(the references to paragraphs relate to the Report prepared by the WTO Secretariat (WTO document WT/TPR/S/216 of 6 May 2009). The answers can be found in the Record of Meeting which took place on 10 and 12 June 2009 (WTO document WT/TPR/M/216/Add.1).
Q50 In paragraph 26 it is mentioned that New Zealand introduced in September 2008 an emission trading scheme. According to publicly available information the fisheries sector is being treated differently than other sectors as will receive a free allocation of emission units covering 50% of the total of all eligible parties' 2005 emissions from the consumption of fuel. This free allocation will be provided each year from 2011 to 2013.
Furthermore, the official webpage explaining the functioning of the emission trading scheme mentions (see text hereunder) that this measure is a subsidy, for which one of the main raisons d'être is the fact that this sector is exposed to trade.
"Free allocation is being provided to various groups under the emissions trading scheme for a range of reasons. It's technically a subsidy, but it's a transitional measure only available to some emitters."
"The rationale for free allocation of emissions units to forestry and fishing is more that asset values are affected by introducing the emissions trading scheme, so allocation aims to achieve equity rather than deal with economic regrets. Having said this, there is an element of trade-exposure underpinning the rationale of providing free allocation to the fishing sector." (http://www.climatechange.govt.nz/ emissions-trading-scheme/questions-and-answers.html#fishing)
Could New Zealand confirm the above information?
New Zealand can confirm that an amendment to the Climate Change Response Act 2002, passed in September 2008, introduced an emissions trading scheme. This scheme was designed as a key instrument to introduce, over time, a price on carbon across the New Zealand economy. The scheme covers all sectors and the six main greenhouse gases, and, as such, is one of the most comprehensive schemes of its kind in the world.
The current legislation contains provision for free allocation as a transitional measure to some sectors of the economy whose competitiveness may be at risk, due to uneven coverage and pricing of carbon across economies in the short term, resulting in carbon leakage.
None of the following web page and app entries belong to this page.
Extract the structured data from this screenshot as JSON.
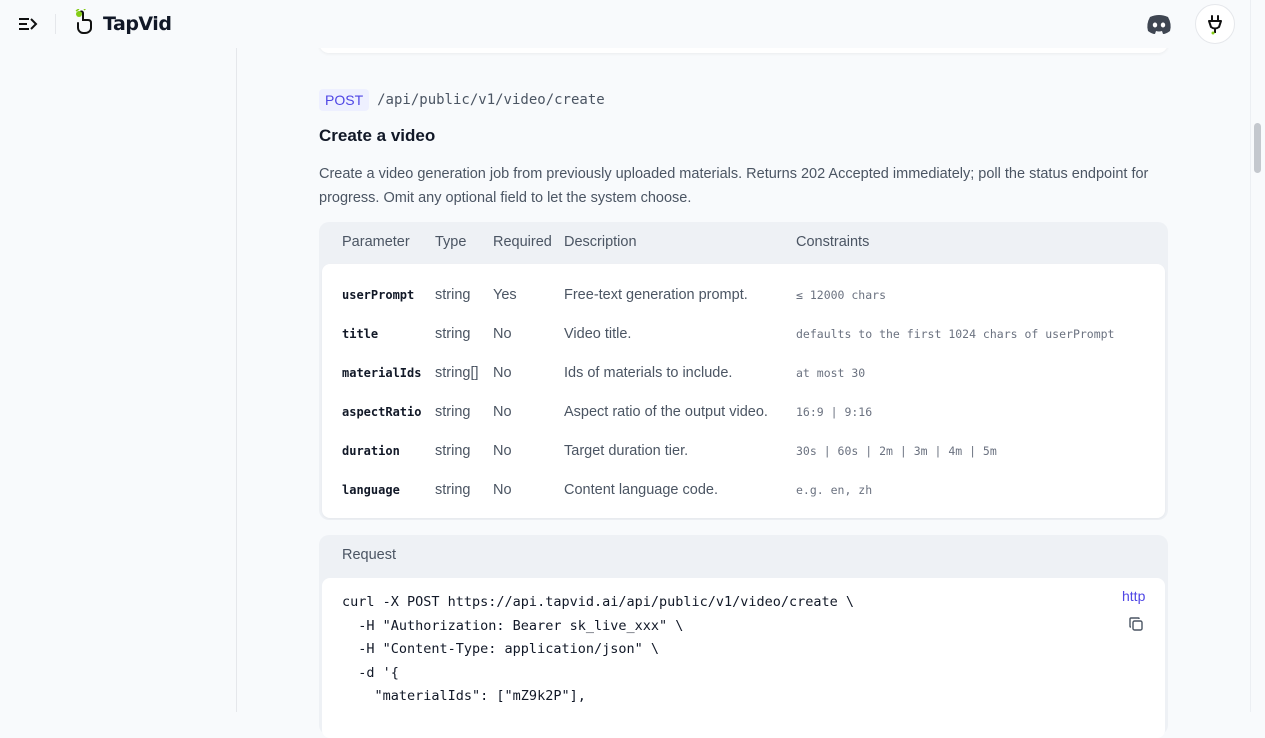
{
  "brand": {
    "name": "TapVid"
  },
  "icons": {
    "menu": "menu-collapse-icon",
    "discord": "discord-icon",
    "avatar": "user-avatar-icon",
    "copy": "copy-icon",
    "logo": "tapvid-logo-icon"
  },
  "endpoint": {
    "method": "POST",
    "path": "/api/public/v1/video/create",
    "title": "Create a video",
    "description": "Create a video generation job from previously uploaded materials. Returns 202 Accepted immediately; poll the status endpoint for progress. Omit any optional field to let the system choose."
  },
  "params": {
    "headers": {
      "parameter": "Parameter",
      "type": "Type",
      "required": "Required",
      "description": "Description",
      "constraints": "Constraints"
    },
    "rows": [
      {
        "name": "userPrompt",
        "type": "string",
        "required": "Yes",
        "description": "Free-text generation prompt.",
        "constraints": "≤ 12000 chars"
      },
      {
        "name": "title",
        "type": "string",
        "required": "No",
        "description": "Video title.",
        "constraints": "defaults to the first 1024 chars of userPrompt"
      },
      {
        "name": "materialIds",
        "type": "string[]",
        "required": "No",
        "description": "Ids of materials to include.",
        "constraints": "at most 30"
      },
      {
        "name": "aspectRatio",
        "type": "string",
        "required": "No",
        "description": "Aspect ratio of the output video.",
        "constraints": "16:9 | 9:16"
      },
      {
        "name": "duration",
        "type": "string",
        "required": "No",
        "description": "Target duration tier.",
        "constraints": "30s | 60s | 2m | 3m | 4m | 5m"
      },
      {
        "name": "language",
        "type": "string",
        "required": "No",
        "description": "Content language code.",
        "constraints": "e.g. en, zh"
      }
    ]
  },
  "request": {
    "heading": "Request",
    "lang": "http",
    "code": "curl -X POST https://api.tapvid.ai/api/public/v1/video/create \\\n  -H \"Authorization: Bearer sk_live_xxx\" \\\n  -H \"Content-Type: application/json\" \\\n  -d '{\n    \"materialIds\": [\"mZ9k2P\"],"
  },
  "colors": {
    "accent": "#4f46e5",
    "badge_bg": "#eef0ff",
    "logo_green": "#84cc16"
  }
}
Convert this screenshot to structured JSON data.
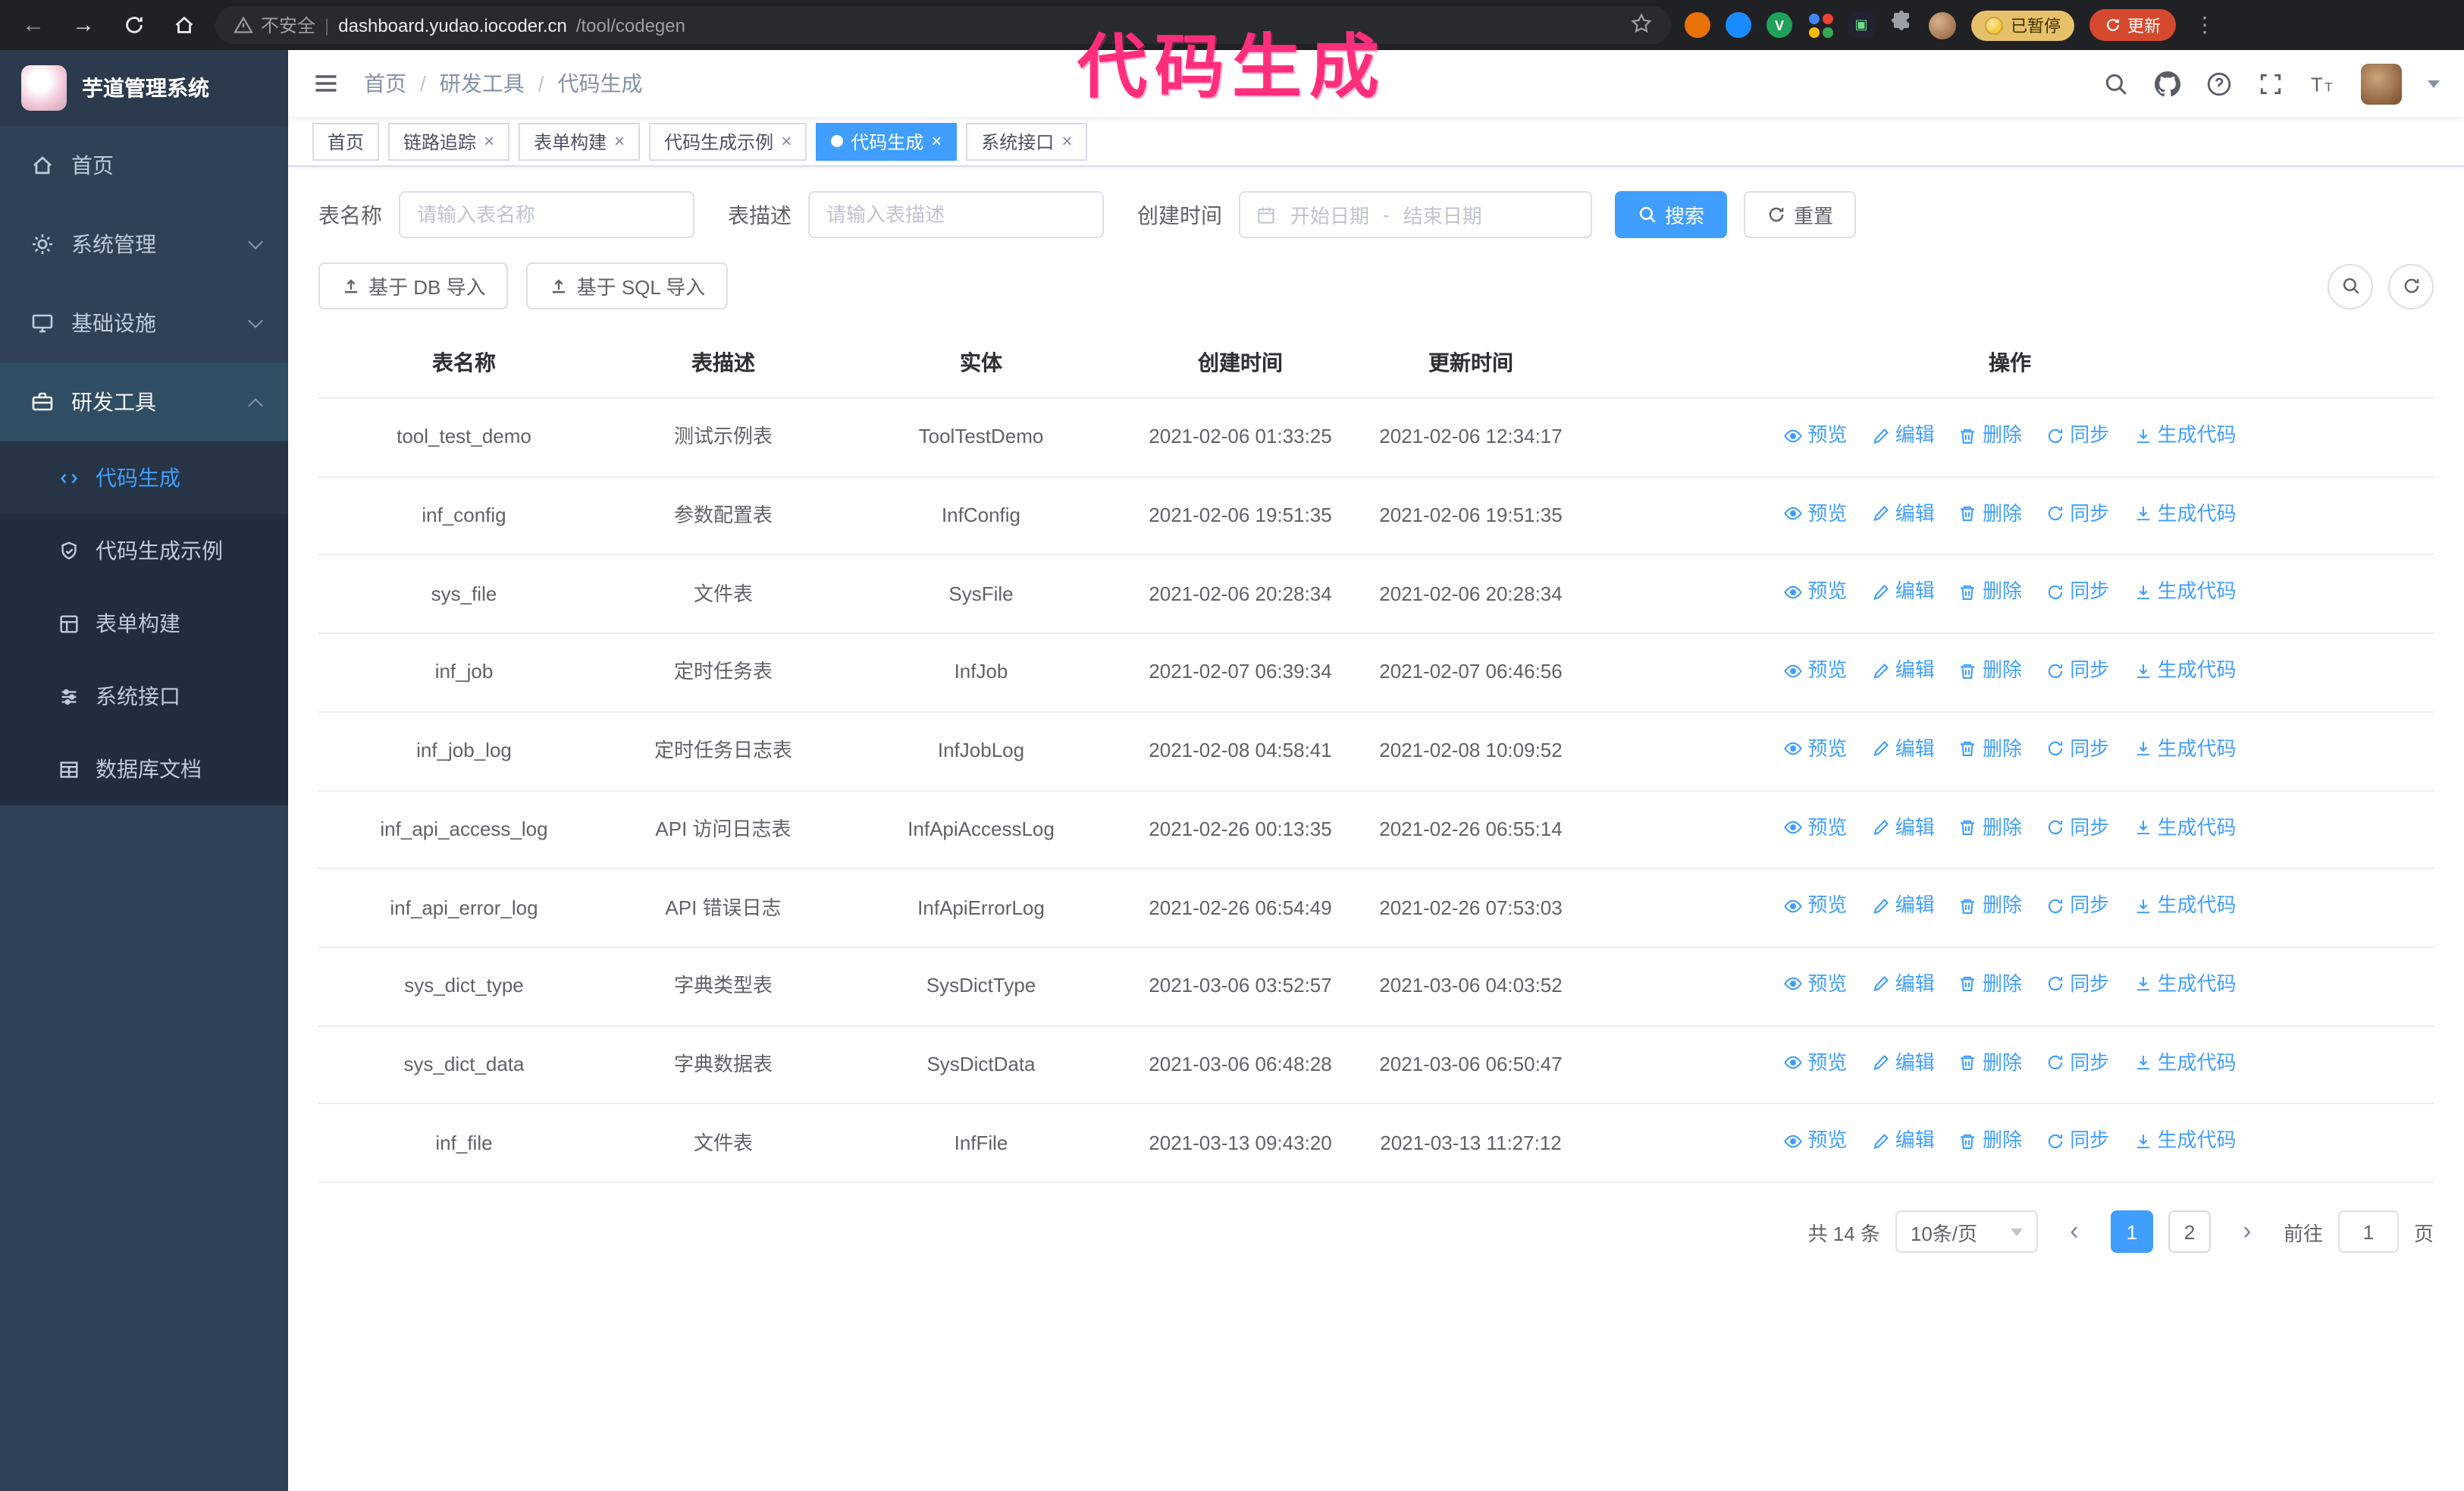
{
  "annotation": {
    "label": "代码生成"
  },
  "glyphs": {
    "back": "←",
    "forward": "→",
    "divider": "|",
    "kebab": "⋮",
    "close": "×",
    "dot": "●",
    "sep": "/",
    "prev": "‹",
    "next": "›",
    "range_sep": "-"
  },
  "browser": {
    "security_label": "不安全",
    "url_domain": "dashboard.yudao.iocoder.cn",
    "url_path": "/tool/codegen",
    "paused_badge": "已暂停",
    "update_button": "更新"
  },
  "sidebar": {
    "title": "芋道管理系统",
    "menu": [
      {
        "label": "首页"
      },
      {
        "label": "系统管理"
      },
      {
        "label": "基础设施"
      },
      {
        "label": "研发工具"
      }
    ],
    "submenu": [
      {
        "label": "代码生成"
      },
      {
        "label": "代码生成示例"
      },
      {
        "label": "表单构建"
      },
      {
        "label": "系统接口"
      },
      {
        "label": "数据库文档"
      }
    ]
  },
  "header": {
    "breadcrumb": {
      "home": "首页",
      "group": "研发工具",
      "page": "代码生成"
    }
  },
  "tabs": [
    {
      "label": "首页"
    },
    {
      "label": "链路追踪"
    },
    {
      "label": "表单构建"
    },
    {
      "label": "代码生成示例"
    },
    {
      "label": "代码生成"
    },
    {
      "label": "系统接口"
    }
  ],
  "filters": {
    "name_label": "表名称",
    "name_placeholder": "请输入表名称",
    "desc_label": "表描述",
    "desc_placeholder": "请输入表描述",
    "time_label": "创建时间",
    "start_placeholder": "开始日期",
    "end_placeholder": "结束日期",
    "search_button": "搜索",
    "reset_button": "重置"
  },
  "toolbar": {
    "import_db_button": "基于 DB 导入",
    "import_sql_button": "基于 SQL 导入"
  },
  "table": {
    "columns": [
      "表名称",
      "表描述",
      "实体",
      "创建时间",
      "更新时间",
      "操作"
    ],
    "action_labels": [
      "预览",
      "编辑",
      "删除",
      "同步",
      "生成代码"
    ],
    "rows": [
      {
        "name": "tool_test_demo",
        "desc": "测试示例表",
        "entity": "ToolTestDemo",
        "created": "2021-02-06 01:33:25",
        "updated": "2021-02-06 12:34:17"
      },
      {
        "name": "inf_config",
        "desc": "参数配置表",
        "entity": "InfConfig",
        "created": "2021-02-06 19:51:35",
        "updated": "2021-02-06 19:51:35"
      },
      {
        "name": "sys_file",
        "desc": "文件表",
        "entity": "SysFile",
        "created": "2021-02-06 20:28:34",
        "updated": "2021-02-06 20:28:34"
      },
      {
        "name": "inf_job",
        "desc": "定时任务表",
        "entity": "InfJob",
        "created": "2021-02-07 06:39:34",
        "updated": "2021-02-07 06:46:56"
      },
      {
        "name": "inf_job_log",
        "desc": "定时任务日志表",
        "entity": "InfJobLog",
        "created": "2021-02-08 04:58:41",
        "updated": "2021-02-08 10:09:52"
      },
      {
        "name": "inf_api_access_log",
        "desc": "API 访问日志表",
        "entity": "InfApiAccessLog",
        "created": "2021-02-26 00:13:35",
        "updated": "2021-02-26 06:55:14"
      },
      {
        "name": "inf_api_error_log",
        "desc": "API 错误日志",
        "entity": "InfApiErrorLog",
        "created": "2021-02-26 06:54:49",
        "updated": "2021-02-26 07:53:03"
      },
      {
        "name": "sys_dict_type",
        "desc": "字典类型表",
        "entity": "SysDictType",
        "created": "2021-03-06 03:52:57",
        "updated": "2021-03-06 04:03:52"
      },
      {
        "name": "sys_dict_data",
        "desc": "字典数据表",
        "entity": "SysDictData",
        "created": "2021-03-06 06:48:28",
        "updated": "2021-03-06 06:50:47"
      },
      {
        "name": "inf_file",
        "desc": "文件表",
        "entity": "InfFile",
        "created": "2021-03-13 09:43:20",
        "updated": "2021-03-13 11:27:12"
      }
    ]
  },
  "pagination": {
    "total_text": "共 14 条",
    "page_size": "10条/页",
    "page_1": "1",
    "page_2": "2",
    "goto_label": "前往",
    "goto_value": "1",
    "goto_unit": "页"
  },
  "colors": {
    "accent": "#409EFF",
    "annotation": "#ff2e7d",
    "sidebar_bg": "#304156",
    "submenu_bg": "#1f2d3d",
    "chrome_bg": "#202124",
    "update_pill": "#d6492f"
  }
}
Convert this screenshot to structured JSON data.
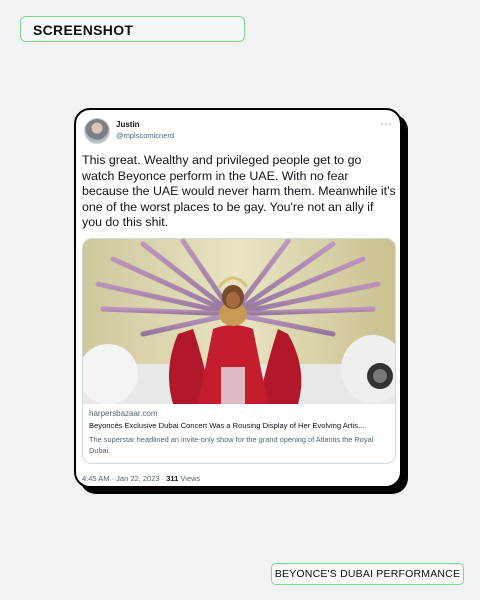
{
  "header_label": "SCREENSHOT",
  "tweet": {
    "author_name": "Justin",
    "author_handle": "@mplscomicnerd",
    "text": "This great.  Wealthy and privileged people get to go watch Beyonce perform in the UAE. With no fear because the UAE would never harm them.  Meanwhile it's one of the worst places to be gay. You're not an ally if you do this shit.",
    "link_card": {
      "domain": "harpersbazaar.com",
      "title": "Beyoncés Exclusive Dubai Concert Was a Rousing Display of Her Evolving Artis...",
      "description": "The superstar headlined an invite-only show for the grand opening of Atlantis the Royal Dubai."
    },
    "timestamp": "4:45 AM · Jan 22, 2023 · ",
    "views_count": "311",
    "views_label": " Views"
  },
  "footer_label": "BEYONCE'S DUBAI PERFORMANCE",
  "icons": {
    "avatar": "avatar",
    "more": "more-icon"
  }
}
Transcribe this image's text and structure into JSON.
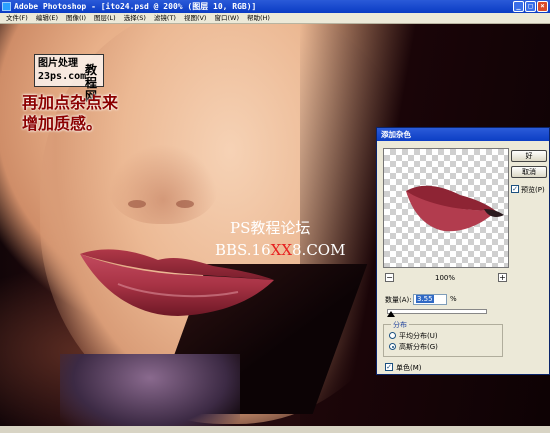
{
  "window": {
    "title": "Adobe Photoshop - [ito24.psd @ 200% (图层 10, RGB)]",
    "controls": [
      "_",
      "□",
      "×"
    ]
  },
  "menu": [
    "文件(F)",
    "编辑(E)",
    "图像(I)",
    "图层(L)",
    "选择(S)",
    "滤镜(T)",
    "视图(V)",
    "窗口(W)",
    "帮助(H)"
  ],
  "watermark_logo": {
    "line1": "图片处理",
    "line2": "23ps.com",
    "line3": "教程网"
  },
  "annotation": [
    "再加点杂点来",
    "增加质感。"
  ],
  "watermark": {
    "line1": "PS教程论坛",
    "line2_prefix": "BBS.16",
    "line2_highlight": "XX",
    "line2_suffix": "8.COM"
  },
  "dialog": {
    "title": "添加杂色",
    "ok_label": "好",
    "cancel_label": "取消",
    "preview_label": "预览(P)",
    "preview_checked": true,
    "zoom_minus": "−",
    "zoom_plus": "+",
    "zoom_value": "100%",
    "amount_label": "数量(A):",
    "amount_value": "3.55",
    "amount_unit": "%",
    "amount_slider_fraction": 0.035,
    "distribution_label": "分布",
    "uniform_label": "平均分布(U)",
    "gaussian_label": "高斯分布(G)",
    "selected_distribution": "gaussian",
    "monochrome_label": "单色(M)",
    "monochrome_checked": true
  },
  "colors": {
    "annotation": "#8b0000",
    "watermark_highlight": "#e62020",
    "titlebar": "#0a3bc4"
  }
}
Partial and transitional free allocation is envisaged for some sectors, including forestry, industry, agriculture and fishing, to adapt to this domestic policy measure of emissions pricing in the New Zealand emissions trading scheme (ETS).
We note that other emissions trading schemes, including the EU ETS, also involve the use of free allocation. The legislation is currently being reviewed by a special Parliamentary select committee, the Emissions Trading Scheme Review Select Committee.
Some of the information contained in the website quoted was incorrect, and does not reflect the official view of the New Zealand Government.
Q51 Given that most of New Zealand's fish production is intended for export, such subsidy can be considered a "de facto" export subsidy.
We disagree. There remains considerable uncertainty internationally about the application of WTO rules to measures such as free allocation under an emissions trading scheme, which is designed explicitly to enable countries to meet multilateral climate change objectives. These provisions simply level the playing field to avoid a distortion from the application of domestic policy to meet multilateral objectives. This is consistent with emerging international practice to provide a level of transitional assistance under an ETS.
Q52 Has New Zealand carried out an analysis demonstrating that the cost of the emissions trading scheme cannot be passed to customers (most of them third country importers) of New Zealand's fishing industry?
New Zealand is a price taker on international markets: the Emissions Trading Scheme will not change this.
Q53 Has New Zealand quantified the financial benefit for New Zealand's exporters of the aforementioned subsidy?
Here is the link to the WTO website with all the information on the Trade Policy Review of New Zealand.
There will be no net financial benefit to New Zealand's fishing industry resulting from his transitional measure. The industry will face higher fuel costs given the inclusion of iquid fuels in the ETS. The free allocation will offset only a portion of those costs for a limited period of time.